=== AIM OF THE TASK ===
Where a line of the records holds the string "Size", copy that line.
DATA SUPPLIED Block Start
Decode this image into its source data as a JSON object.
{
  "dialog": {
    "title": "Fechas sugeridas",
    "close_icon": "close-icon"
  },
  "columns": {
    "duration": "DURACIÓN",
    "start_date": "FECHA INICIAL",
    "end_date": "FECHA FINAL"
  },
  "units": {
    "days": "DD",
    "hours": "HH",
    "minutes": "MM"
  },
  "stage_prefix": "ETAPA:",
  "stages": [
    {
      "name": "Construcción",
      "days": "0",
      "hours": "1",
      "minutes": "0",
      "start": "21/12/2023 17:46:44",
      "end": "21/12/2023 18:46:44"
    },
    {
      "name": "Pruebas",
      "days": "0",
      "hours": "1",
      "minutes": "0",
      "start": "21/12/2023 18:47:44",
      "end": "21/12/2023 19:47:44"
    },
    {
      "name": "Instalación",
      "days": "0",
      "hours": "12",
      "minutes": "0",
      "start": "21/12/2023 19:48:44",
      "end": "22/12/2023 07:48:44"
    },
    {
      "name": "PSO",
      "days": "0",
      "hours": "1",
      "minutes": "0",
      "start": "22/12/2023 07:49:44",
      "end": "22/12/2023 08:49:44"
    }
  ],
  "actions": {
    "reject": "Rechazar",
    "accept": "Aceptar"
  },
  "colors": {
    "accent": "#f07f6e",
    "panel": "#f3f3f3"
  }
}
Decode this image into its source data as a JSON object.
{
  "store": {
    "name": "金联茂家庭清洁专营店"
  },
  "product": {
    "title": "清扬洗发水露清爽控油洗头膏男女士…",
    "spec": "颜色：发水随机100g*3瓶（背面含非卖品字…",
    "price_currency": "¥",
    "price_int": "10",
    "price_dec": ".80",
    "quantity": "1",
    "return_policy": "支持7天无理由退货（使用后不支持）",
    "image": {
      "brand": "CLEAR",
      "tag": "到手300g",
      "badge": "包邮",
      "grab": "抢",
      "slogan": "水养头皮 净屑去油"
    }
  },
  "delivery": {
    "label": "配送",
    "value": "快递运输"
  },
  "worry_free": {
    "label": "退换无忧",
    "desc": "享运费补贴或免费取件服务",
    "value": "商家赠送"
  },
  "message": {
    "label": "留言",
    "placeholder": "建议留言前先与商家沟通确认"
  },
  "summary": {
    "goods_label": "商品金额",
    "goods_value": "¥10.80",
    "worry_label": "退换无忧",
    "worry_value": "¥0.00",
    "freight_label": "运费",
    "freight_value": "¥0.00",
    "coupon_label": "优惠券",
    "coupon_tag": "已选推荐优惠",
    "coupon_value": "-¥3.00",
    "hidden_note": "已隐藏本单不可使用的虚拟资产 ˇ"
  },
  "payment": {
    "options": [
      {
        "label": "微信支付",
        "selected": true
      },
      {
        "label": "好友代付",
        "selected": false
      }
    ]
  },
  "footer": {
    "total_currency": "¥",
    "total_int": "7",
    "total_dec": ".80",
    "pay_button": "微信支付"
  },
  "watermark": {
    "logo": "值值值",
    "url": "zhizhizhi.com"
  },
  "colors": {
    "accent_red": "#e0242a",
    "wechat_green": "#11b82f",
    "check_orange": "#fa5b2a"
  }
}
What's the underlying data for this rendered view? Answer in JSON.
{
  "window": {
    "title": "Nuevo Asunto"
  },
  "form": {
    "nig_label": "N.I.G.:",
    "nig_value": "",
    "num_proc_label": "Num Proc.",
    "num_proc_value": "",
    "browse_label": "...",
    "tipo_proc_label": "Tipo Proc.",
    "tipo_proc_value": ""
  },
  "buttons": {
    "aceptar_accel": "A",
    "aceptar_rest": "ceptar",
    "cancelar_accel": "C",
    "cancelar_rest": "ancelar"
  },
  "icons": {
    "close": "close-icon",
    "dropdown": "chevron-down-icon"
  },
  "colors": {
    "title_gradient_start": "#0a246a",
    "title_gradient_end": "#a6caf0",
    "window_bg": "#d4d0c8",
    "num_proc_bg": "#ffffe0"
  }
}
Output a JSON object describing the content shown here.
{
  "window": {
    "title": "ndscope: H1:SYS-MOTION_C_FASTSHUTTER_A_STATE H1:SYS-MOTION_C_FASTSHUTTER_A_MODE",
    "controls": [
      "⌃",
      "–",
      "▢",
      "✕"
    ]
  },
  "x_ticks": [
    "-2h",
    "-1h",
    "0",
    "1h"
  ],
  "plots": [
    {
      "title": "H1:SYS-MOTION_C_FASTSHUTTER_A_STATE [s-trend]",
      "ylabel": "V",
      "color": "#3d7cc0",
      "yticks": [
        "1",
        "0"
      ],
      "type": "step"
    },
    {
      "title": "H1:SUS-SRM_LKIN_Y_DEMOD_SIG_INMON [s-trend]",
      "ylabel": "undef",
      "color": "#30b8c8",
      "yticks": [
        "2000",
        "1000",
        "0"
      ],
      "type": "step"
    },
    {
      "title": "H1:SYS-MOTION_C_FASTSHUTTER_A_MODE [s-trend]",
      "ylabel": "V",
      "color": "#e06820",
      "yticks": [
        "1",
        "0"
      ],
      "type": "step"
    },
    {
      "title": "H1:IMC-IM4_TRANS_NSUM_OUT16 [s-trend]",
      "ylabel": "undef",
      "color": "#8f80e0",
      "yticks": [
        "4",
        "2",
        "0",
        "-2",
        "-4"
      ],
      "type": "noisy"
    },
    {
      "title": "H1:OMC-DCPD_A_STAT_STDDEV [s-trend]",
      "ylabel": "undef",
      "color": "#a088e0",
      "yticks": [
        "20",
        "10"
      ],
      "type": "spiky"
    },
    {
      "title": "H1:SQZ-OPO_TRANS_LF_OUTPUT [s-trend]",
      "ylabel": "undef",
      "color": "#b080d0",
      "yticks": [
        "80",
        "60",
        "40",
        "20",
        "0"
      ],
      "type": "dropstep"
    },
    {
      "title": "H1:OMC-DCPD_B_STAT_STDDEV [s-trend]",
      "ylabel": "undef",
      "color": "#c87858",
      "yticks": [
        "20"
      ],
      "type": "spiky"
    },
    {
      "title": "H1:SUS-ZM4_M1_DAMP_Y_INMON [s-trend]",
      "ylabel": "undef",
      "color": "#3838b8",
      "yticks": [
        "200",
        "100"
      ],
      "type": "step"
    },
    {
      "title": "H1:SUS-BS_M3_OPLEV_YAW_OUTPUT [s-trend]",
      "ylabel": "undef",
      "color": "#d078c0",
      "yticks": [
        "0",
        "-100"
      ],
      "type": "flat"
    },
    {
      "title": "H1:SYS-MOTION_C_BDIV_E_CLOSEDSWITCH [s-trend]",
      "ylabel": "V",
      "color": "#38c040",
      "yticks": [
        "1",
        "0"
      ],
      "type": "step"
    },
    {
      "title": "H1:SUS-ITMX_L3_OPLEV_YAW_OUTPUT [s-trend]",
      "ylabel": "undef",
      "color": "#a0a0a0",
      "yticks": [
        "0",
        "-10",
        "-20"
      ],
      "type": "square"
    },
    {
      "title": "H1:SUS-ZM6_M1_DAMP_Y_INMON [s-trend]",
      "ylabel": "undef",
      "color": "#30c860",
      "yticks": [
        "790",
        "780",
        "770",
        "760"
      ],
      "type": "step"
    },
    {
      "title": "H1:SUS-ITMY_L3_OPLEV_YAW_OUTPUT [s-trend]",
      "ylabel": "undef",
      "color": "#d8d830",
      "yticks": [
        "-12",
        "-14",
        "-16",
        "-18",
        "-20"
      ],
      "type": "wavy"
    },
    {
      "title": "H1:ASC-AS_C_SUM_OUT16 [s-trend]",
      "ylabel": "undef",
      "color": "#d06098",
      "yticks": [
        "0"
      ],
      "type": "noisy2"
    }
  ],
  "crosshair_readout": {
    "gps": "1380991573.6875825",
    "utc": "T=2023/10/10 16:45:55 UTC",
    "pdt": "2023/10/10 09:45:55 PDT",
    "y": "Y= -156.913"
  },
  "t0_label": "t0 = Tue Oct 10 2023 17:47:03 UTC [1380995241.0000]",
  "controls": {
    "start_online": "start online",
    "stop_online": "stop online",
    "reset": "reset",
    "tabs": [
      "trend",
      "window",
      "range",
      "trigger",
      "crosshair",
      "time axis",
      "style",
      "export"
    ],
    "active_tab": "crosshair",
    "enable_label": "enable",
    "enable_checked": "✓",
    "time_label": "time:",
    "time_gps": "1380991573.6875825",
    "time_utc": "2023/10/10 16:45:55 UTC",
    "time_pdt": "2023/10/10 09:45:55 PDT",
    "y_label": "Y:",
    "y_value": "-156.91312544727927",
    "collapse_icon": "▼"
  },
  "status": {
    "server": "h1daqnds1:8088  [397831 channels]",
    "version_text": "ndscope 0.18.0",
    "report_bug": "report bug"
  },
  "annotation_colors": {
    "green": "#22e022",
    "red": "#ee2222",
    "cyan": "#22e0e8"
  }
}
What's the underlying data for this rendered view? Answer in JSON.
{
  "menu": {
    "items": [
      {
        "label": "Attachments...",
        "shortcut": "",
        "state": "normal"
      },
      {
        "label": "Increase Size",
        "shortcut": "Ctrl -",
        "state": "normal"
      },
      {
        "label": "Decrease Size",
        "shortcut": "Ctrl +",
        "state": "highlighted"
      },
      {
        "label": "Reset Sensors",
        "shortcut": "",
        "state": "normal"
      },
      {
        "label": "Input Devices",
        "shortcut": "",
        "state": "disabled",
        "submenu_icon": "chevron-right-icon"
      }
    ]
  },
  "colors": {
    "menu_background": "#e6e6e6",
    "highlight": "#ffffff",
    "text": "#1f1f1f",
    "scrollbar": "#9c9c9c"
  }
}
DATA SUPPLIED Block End
=== SOLUTION FOR THIS PROBLEM ===
        "label": "Increase Size",
        "label": "Decrease Size",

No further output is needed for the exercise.